56 21.According to studies done on helping behavior, if you want to collect for a charity, the person most likely to give would be: A) Joe, who was just told by his boss he did a good job. B) Mary, who has one hundred dollars in her pocket. C) David, who just lost a tennis match. D) Sarah, who has never given before. A) Joe, who was just told by his boss he did a good job. B) Mary, who has one hundred dollars in her pocket. C) David, who just lost a tennis match. D) Sarah, who has never given before. 467

57 22. Kitty Genovese was killed while others watched and listened. They knew others were watching, too. Their behavior is explained by: A) apathy. B) prosocial behavior. C) altruism. D) the bystander effect. A) apathy. B) prosocial behavior. C) altruism. D) the bystander effect. 467

58 23. Regarding size of the city/town and its relationship to helping behavior towards a stranger: A) people are less likely to help the larger the city is. B) people are more likely to help the smaller the town is. C) people are less likely to help in a large city or very small town. D) people are more likely to help in a large city. A) people are less likely to help the larger the city is. B) people are more likely to help the smaller the town is. C) people are less likely to help in a large city or very small town. D) people are more likely to help in a large city. 468

59 24.According to the bystander effect, if you needed help you would be more likely to get it if: A) many people were present. B) few people were present. C) someone else was also helping. D) no one knew you. A) many people were present. B) few people were present. C) someone else was also helping. D) no one knew you. 468

60 25.Prosocial behavior with no expectation of personal reward or benefit is called: A) bystander intervention. B) altruism. C) diffusion of responsibility. D) cost-benefit analysis. A) bystander intervention. B) altruism. C) diffusion of responsibility. D) cost-benefit analysis. 466
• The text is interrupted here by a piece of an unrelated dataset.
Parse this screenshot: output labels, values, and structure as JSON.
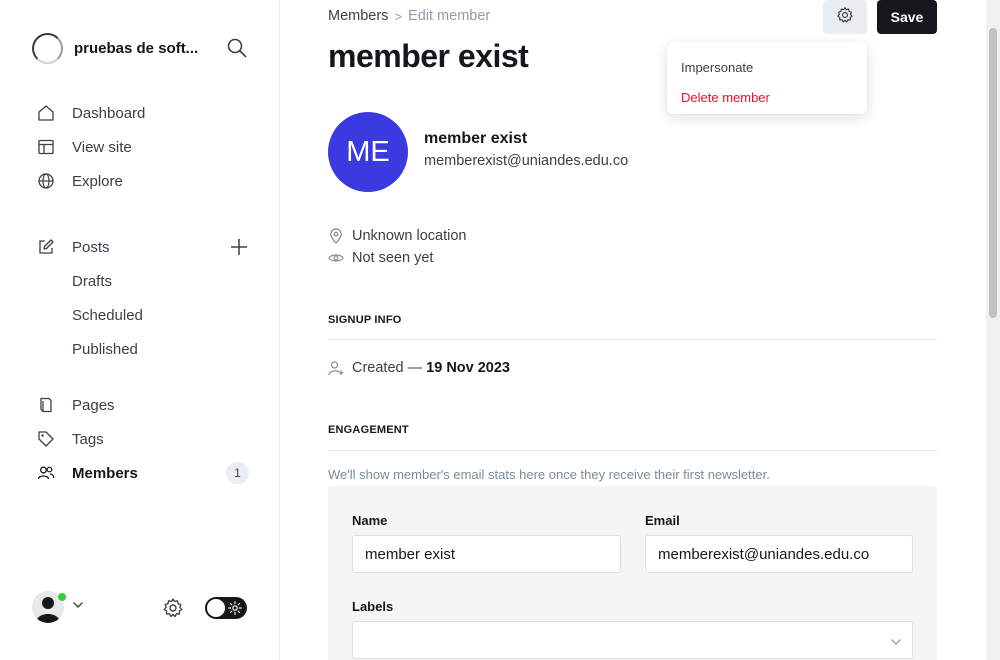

61 AcknowledgmentsAcknowledgments Step Up Created by: John J. Schulte, Psy.D. Based on Discovering Psychology 4e by Hockenbury & Hockenbury Worth Publishers, 2007 Step Up Created by: John J. Schulte, Psy.D. Based on Discovering Psychology 4e by Hockenbury & Hockenbury Worth Publishers, 2007

62 AnswersAnswers 1.B 2.D 3.A 4.C 5.C 6.B 7.A 8.D 9.D 10.B 11.A 12.C 13.C 14.A 15.B 16.A 17.D 18.C 19.B 20.B 21.A 22.D 23.C 24.B 25.B


Download ppt "Step Up To: Discovering Psychology by John J. Schulte, Psy.D. From: Hockenbury & Hockenbury (2007) Discovering Psychology 4e Worth Publishers From: Hockenbury."

Similar presentations


Ads by Google